You can make a change
The plenary session about social entrepreneurship produced enthusiasm.
Lina Christensen Date: 2013-02-14
The topic of Wednesday’s plenary session was social entrepreneurship—a subject that turned out to be very popular to the many people present. The relatively new term implies individuals that implement innovative solutions to the world’s many challenges. Three introductory speakers participated in the debate, each of them representing creative and inspiring ways to solve social problems.
A world free of money?
The first introductory speaker was the Canadian James Fierro. Fierro’s organization Recipco has invented an alternative mechanism for doing transactions and payments in the global marked. This again reduces the company’s dependence on cash and credit. After having observed a world dominated by money, as well as an unjust and excluding global market, Fierro established a currency-system on non-monetary principles, called Capacity Exchange.
– The global market is a money’s game. We have to reinvent and rethink the global economy, he said.
The world undoubtedly has an abundance of capacity in terms of goods and talent. Capacity Exchange is meant to revolutionise the traditional trade structures by utilizing these abundant capacities. A currency exchange system where border and inflation are absent, and, unlike any other currency system, is backed 100 %, Fierro explains, mentioning the UK and China as examples.

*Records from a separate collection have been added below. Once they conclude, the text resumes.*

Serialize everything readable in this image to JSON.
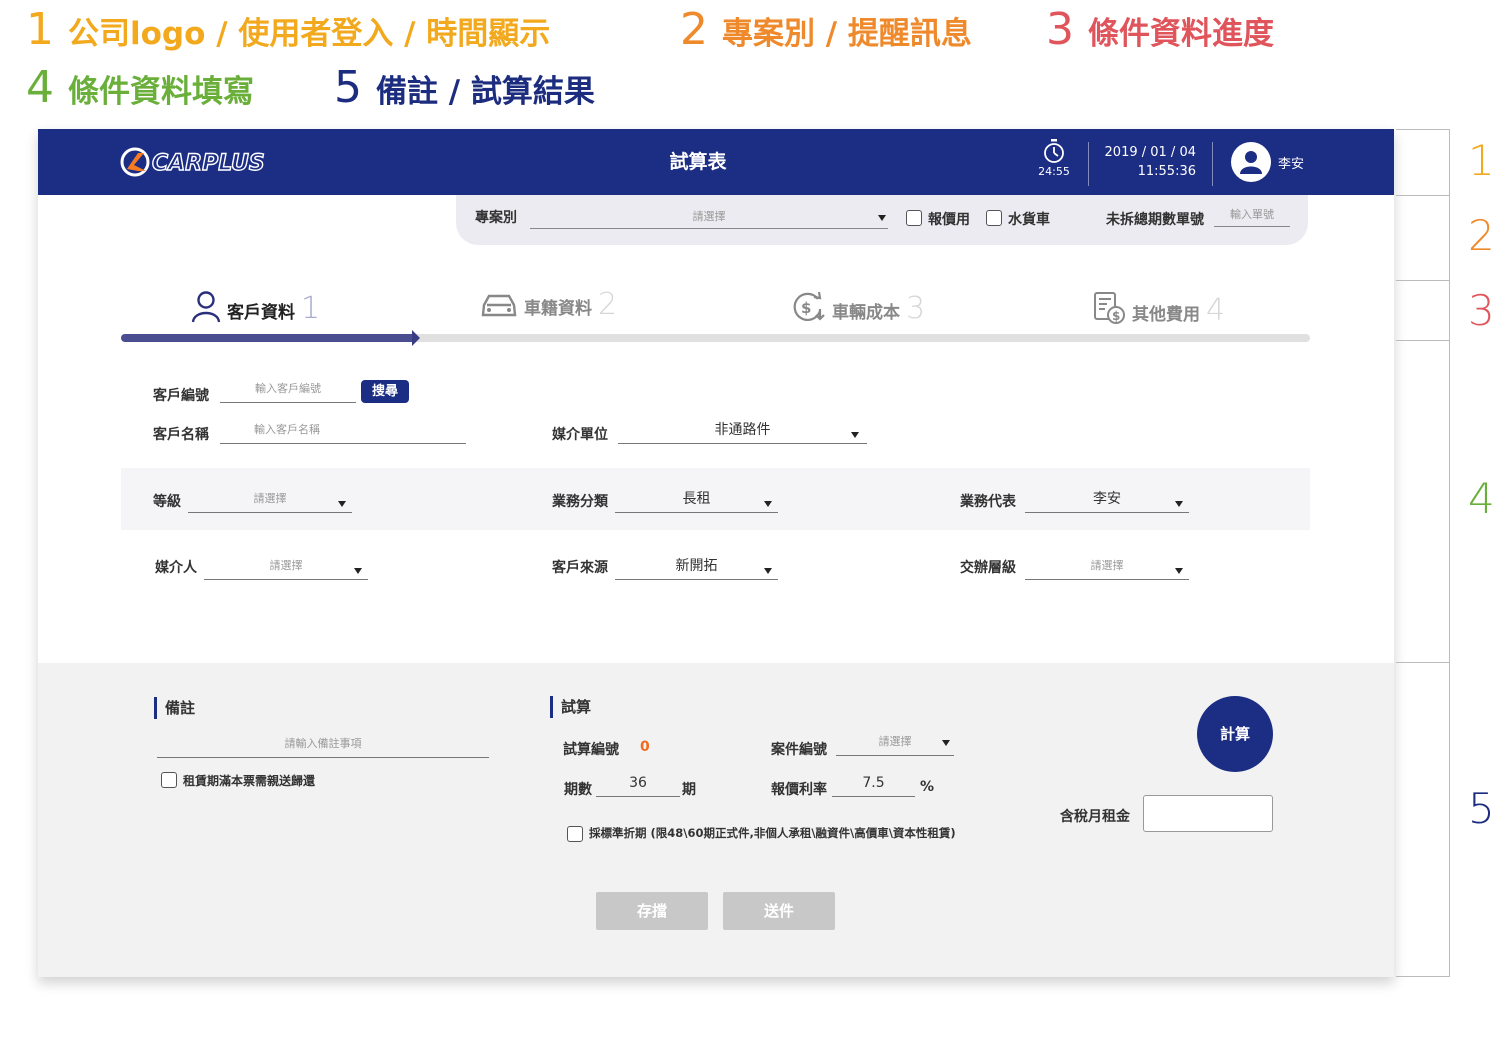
{
  "legend": [
    {
      "num": "1",
      "text": "公司logo / 使用者登入 / 時間顯示",
      "color": "#f2a91e"
    },
    {
      "num": "2",
      "text": "專案別 / 提醒訊息",
      "color": "#ef8a2c"
    },
    {
      "num": "3",
      "text": "條件資料進度",
      "color": "#e0545b"
    },
    {
      "num": "4",
      "text": "條件資料填寫",
      "color": "#6aaf3a"
    },
    {
      "num": "5",
      "text": "備註 / 試算結果",
      "color": "#1c2c7e"
    }
  ],
  "header": {
    "logo_text": "CARPLUS",
    "title": "試算表",
    "timer": "24:55",
    "date": "2019 / 01 / 04",
    "time": "11:55:36",
    "user": "李安",
    "bg_color": "#1c2d84"
  },
  "project_bar": {
    "project_label": "專案別",
    "project_placeholder": "請選擇",
    "checkbox_quote": "報價用",
    "checkbox_water": "水貨車",
    "unsplit_label": "未拆總期數單號",
    "unsplit_placeholder": "輸入單號"
  },
  "steps": [
    {
      "label": "客戶資料",
      "num": "1",
      "active": true,
      "icon": "user-icon"
    },
    {
      "label": "車籍資料",
      "num": "2",
      "active": false,
      "icon": "car-icon"
    },
    {
      "label": "車輛成本",
      "num": "3",
      "active": false,
      "icon": "dollar-cycle-icon"
    },
    {
      "label": "其他費用",
      "num": "4",
      "active": false,
      "icon": "invoice-icon"
    }
  ],
  "progress": {
    "fraction": 0.245,
    "accent": "#4a4d8f"
  },
  "form": {
    "customer_no_label": "客戶編號",
    "customer_no_placeholder": "輸入客戶編號",
    "search_label": "搜尋",
    "customer_name_label": "客戶名稱",
    "customer_name_placeholder": "輸入客戶名稱",
    "media_unit_label": "媒介單位",
    "media_unit_value": "非通路件",
    "grade_label": "等級",
    "grade_value": "請選擇",
    "biz_category_label": "業務分類",
    "biz_category_value": "長租",
    "biz_rep_label": "業務代表",
    "biz_rep_value": "李安",
    "intermediary_label": "媒介人",
    "intermediary_value": "請選擇",
    "source_label": "客戶來源",
    "source_value": "新開拓",
    "handling_level_label": "交辦層級",
    "handling_level_value": "請選擇"
  },
  "notes": {
    "title": "備註",
    "placeholder": "請輸入備註事項",
    "checkbox_label": "租賃期滿本票需親送歸還"
  },
  "calc": {
    "title": "試算",
    "calc_no_label": "試算編號",
    "calc_no_value": "0",
    "case_no_label": "案件編號",
    "case_no_value": "請選擇",
    "periods_label": "期數",
    "periods_value": "36",
    "periods_unit": "期",
    "rate_label": "報價利率",
    "rate_value": "7.5",
    "rate_unit": "%",
    "standard_checkbox_label": "採標準折期 (限48\\60期正式件,非個人承租\\融資件\\高價車\\資本性租賃)",
    "calc_button": "計算",
    "monthly_rent_label": "含稅月租金",
    "save_button": "存擋",
    "send_button": "送件"
  },
  "side_markers": [
    {
      "num": "1",
      "color": "#f2a91e"
    },
    {
      "num": "2",
      "color": "#ef8a2c"
    },
    {
      "num": "3",
      "color": "#e0545b"
    },
    {
      "num": "4",
      "color": "#6aaf3a"
    },
    {
      "num": "5",
      "color": "#1c2c7e"
    }
  ]
}
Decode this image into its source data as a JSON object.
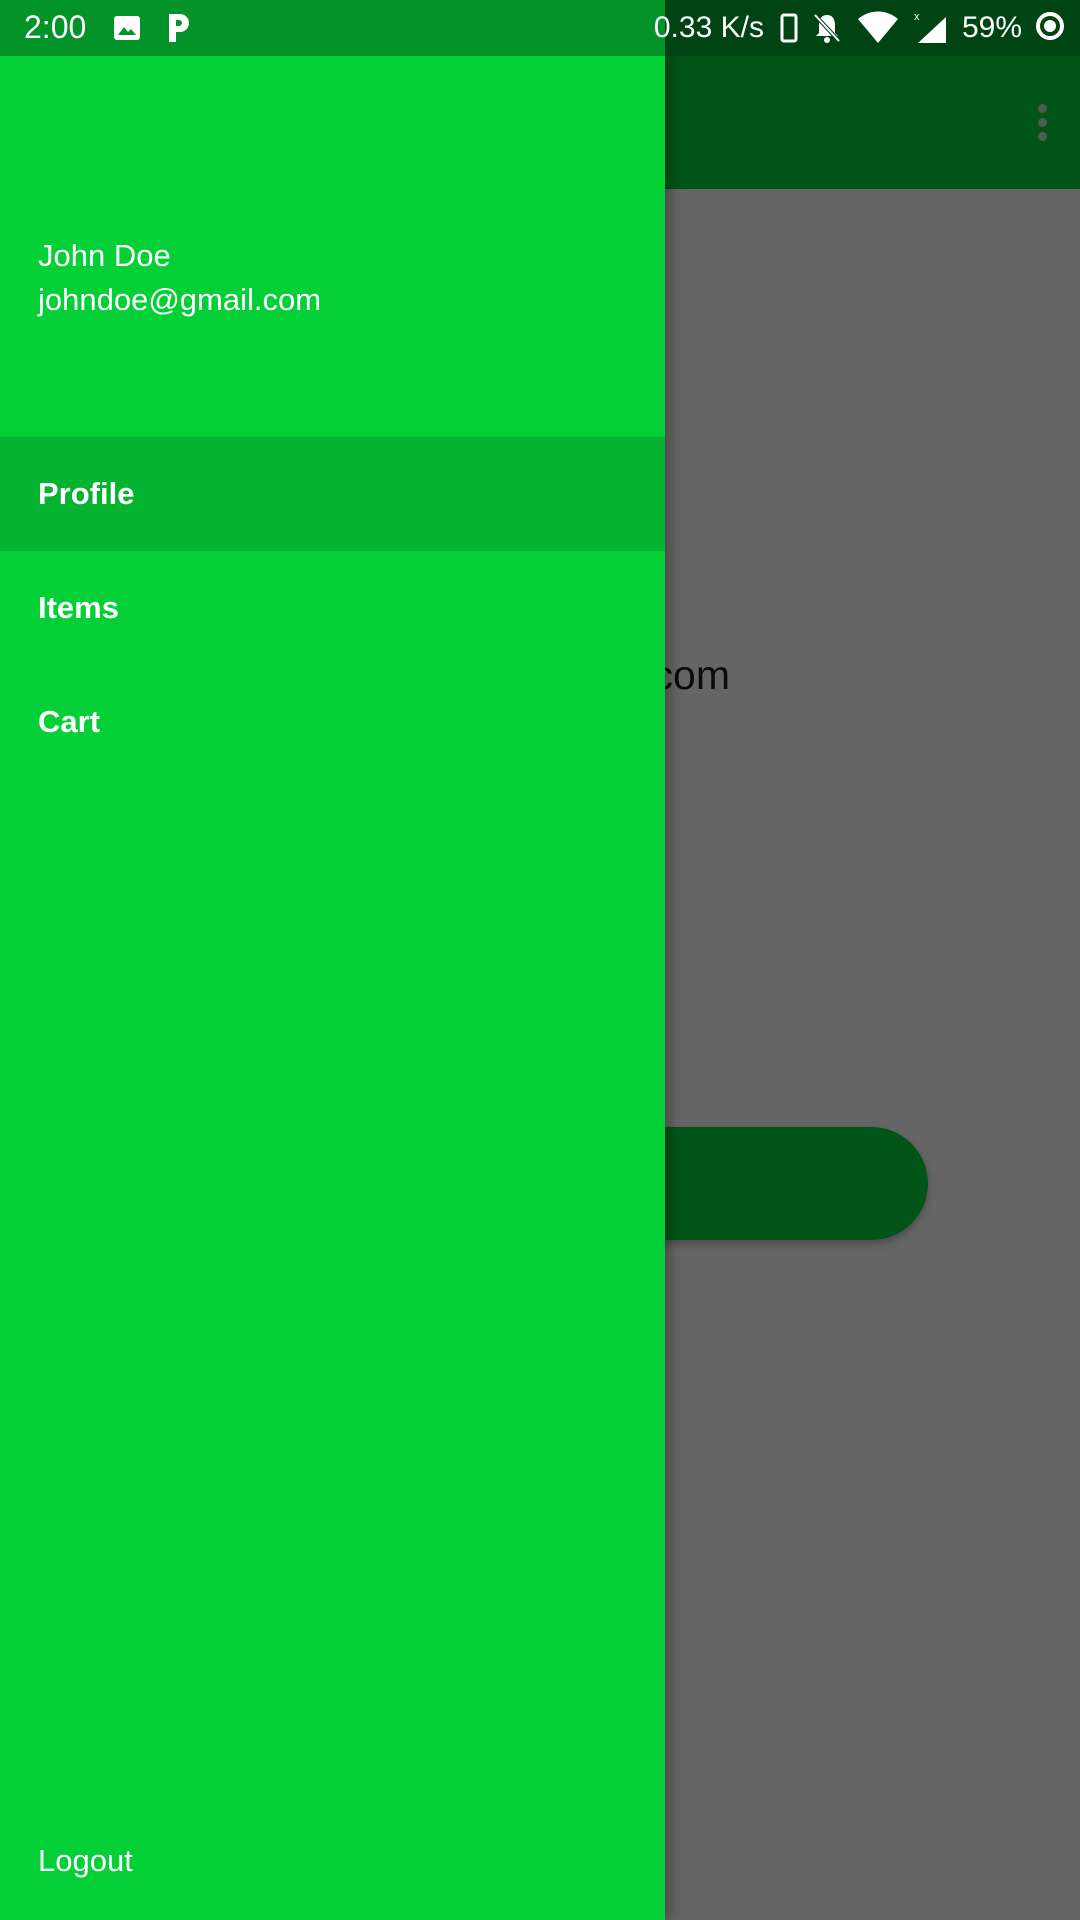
{
  "status_bar": {
    "time": "2:00",
    "network_speed": "0.33 K/s",
    "battery_percent": "59%",
    "icons": [
      "gallery-icon",
      "p-notification-icon",
      "phone-icon",
      "bell-off-icon",
      "wifi-icon",
      "signal-icon",
      "battery-ring-icon"
    ]
  },
  "background_screen": {
    "visible_text": "com",
    "menu_icon": "overflow-menu-icon"
  },
  "drawer": {
    "user_name": "John Doe",
    "user_email": "johndoe@gmail.com",
    "items": [
      {
        "label": "Profile",
        "selected": true
      },
      {
        "label": "Items",
        "selected": false
      },
      {
        "label": "Cart",
        "selected": false
      }
    ],
    "logout_label": "Logout"
  },
  "colors": {
    "drawer_bg": "#03d037",
    "drawer_selected": "#04b431",
    "toolbar": "#005417",
    "scrim": "#656565",
    "status_bar": "#029429"
  }
}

Organisations’ dependence on credit will therefore decrease, whereas the overall sale increases.
– The problem occurred when the character of money changed and it started to be precious instead. We will see a more inclusive world economy if money is substituted by abundant capacity, he explained.
The second speaker was John Hope Bryant—a man of grand words and visions. While talking he demonstrated authority with his powerful way of speaking. As a founder of the organisation Hope and co-founder of Global Dignity he has especially been an advocate for eradicating poverty. While wandering around Storsalen, making himself an equal among the audience, he invited the spectators to a conversation about fighting spirit, positive thinking and stamina. He used Martin Luther King as an example, who after imprisonment and oppression never subdued, but maintained with his dreams stronger than ever.
– You have to be bold about dreams. Be bold enough to focus on a vision. Be bold enough to stand in front of a crowd and express your opinion, were some of the words he said.
Followed by a standing ovation, Mr. Bryant encouraged the spectators to live lives worth remembering.
– The people that are crazy enough to think that they can change the world are usually the ones that do. I want you to prove in the next 20 years that this investment of time I did here tonight was worth it, he said.
Celine d’Cruz is a coordinator for Slum Dwellers International and was the last speaker at the plenary session. She proved what Mr. Bryant had just persistently talked about; individuals can perfectly contribute to a fairer world by enthusiasm, determination and cooperation.
Growing up in the slum in India, she observed how the police repeatedly broke the slum dwellers’ houses. Instead of eventually being able to fund a better house, their already limited means were used on rebuilding homes over and over again.
Nevertheless, an original seemingly hopeless situation, turned out to be an opportunity. A group of mainly illiterate women organised to promote the urban dweller’s rights and standard of living. By the help of savings, finding a solution and organising themselves, they soon gathered respect from local authorities. Since then the group has evolved to become an international organisation with bases in many countries where urban dwelling is a social challenge.
The plenary session’s main message was to make a change. James Fierro, John Hope Bryant and Celine d’Cruz demonstrated that it is fully possible.